“There are many lessons that can be drawn from Hurricane Katrina, but one of the most useful may be this: Be skeptical about government emergency plans. Clouds of blame are still swirling on the Gulf Coast, but it has long been clear that the botched evacuations and needless deaths did not result from a lack of plans. Every level of government seemed to have one, and one after another they failed.
The region around the Indian Point nuclear plant needs a sound, workable evacuation plan, just as New Orleans did. That should be obvious to anyone who remembers the shock of 9/11 and failures during Hurricane Katrina, and who knows something about the everyday realities of moving around Westchester, where the nightly chore of moving workers from office to living room is often more than the groaning transportation grid can bear.
An Indian Point evacuation plan exists, of course. It’s government-approved, which is good for Entergy Nuclear Northeast, which runs Indian Point, because nuclear plants can’t operate without government-approved evacuation plans. But the 20 million people who live within the 50-mile shadow of Indian Point have every right to be dubious about it.
Working together, Indian Point and the federal government have regularly reinforced people’s faith in the human capacity for failure. The litany of missteps includes, but is not limited to, the Katrina disaster; Indian Point’s years of trying to get its sirens to work right; the radiation leaks that spring up as regularly as dandelions; and, just this month, an accident that shut down the reactor at Indian Point 2. (A contractor bumped a light switch and cut power to the control rods. It sounds like a Homer Simpson moment, but it happened.)
A far more specific and damning case against the plant’s emergency planning was laid out in 2003 in a report by a former FEMA director, James Lee Witt. Mr. Witt documented many flaws in the plan, particularly its failure to account for terrorist acts and to protect people from radiation. The response by FEMA and the Nuclear Regulatory Commission — a terse reassertion that everything was O.K. — was derided by local politicians, advocacy groups and this newspaper as insultingly insubstantial.
Now there is a chance to set things right. A bill introduced in Congress last week called on the Nuclear Regulatory Commission to do an independent safety assessment of Indian Point — not just of its maintenance and operations, but a comprehensive evaluation of its emergency plan. It would require the agency to go over the plan annually to make sure it is adequate, and to give a detailed response to each criticism in Mr. Witt’s report.
The bill’s sponsors — Maurice Hinchey, Nita Lowey, Eliot Engel and Sue Kelly of New York, and Christopher Shays of Connecticut — were seconded by Senator Hillary Clinton, who on Thursday won the N.R.C.’s commitment to conduct the review.

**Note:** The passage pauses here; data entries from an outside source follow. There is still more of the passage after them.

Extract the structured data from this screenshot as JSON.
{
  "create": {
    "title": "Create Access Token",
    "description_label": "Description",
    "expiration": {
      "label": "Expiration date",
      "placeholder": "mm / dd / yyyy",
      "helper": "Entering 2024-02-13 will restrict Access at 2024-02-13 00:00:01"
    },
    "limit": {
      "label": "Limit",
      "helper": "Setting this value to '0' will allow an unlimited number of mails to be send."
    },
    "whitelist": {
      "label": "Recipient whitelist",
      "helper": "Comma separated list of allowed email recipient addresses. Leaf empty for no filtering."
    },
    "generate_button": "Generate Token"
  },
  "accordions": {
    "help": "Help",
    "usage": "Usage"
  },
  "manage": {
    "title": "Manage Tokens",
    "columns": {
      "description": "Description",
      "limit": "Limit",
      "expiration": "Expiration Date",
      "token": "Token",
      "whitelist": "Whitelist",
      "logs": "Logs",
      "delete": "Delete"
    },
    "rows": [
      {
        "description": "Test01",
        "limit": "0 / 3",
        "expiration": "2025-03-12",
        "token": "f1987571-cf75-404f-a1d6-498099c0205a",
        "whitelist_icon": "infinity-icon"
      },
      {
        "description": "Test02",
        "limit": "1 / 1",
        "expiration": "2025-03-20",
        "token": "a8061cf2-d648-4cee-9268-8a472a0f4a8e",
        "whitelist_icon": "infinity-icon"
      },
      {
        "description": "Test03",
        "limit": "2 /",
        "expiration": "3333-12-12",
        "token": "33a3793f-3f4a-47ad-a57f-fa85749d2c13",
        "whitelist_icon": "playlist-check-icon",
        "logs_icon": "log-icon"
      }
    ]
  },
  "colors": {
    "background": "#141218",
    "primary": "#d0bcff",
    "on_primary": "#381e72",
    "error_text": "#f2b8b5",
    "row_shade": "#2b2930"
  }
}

The agency should move quickly to keep its promise and make Congressional action unnecessary. After Katrina, it’s a no-brainer.”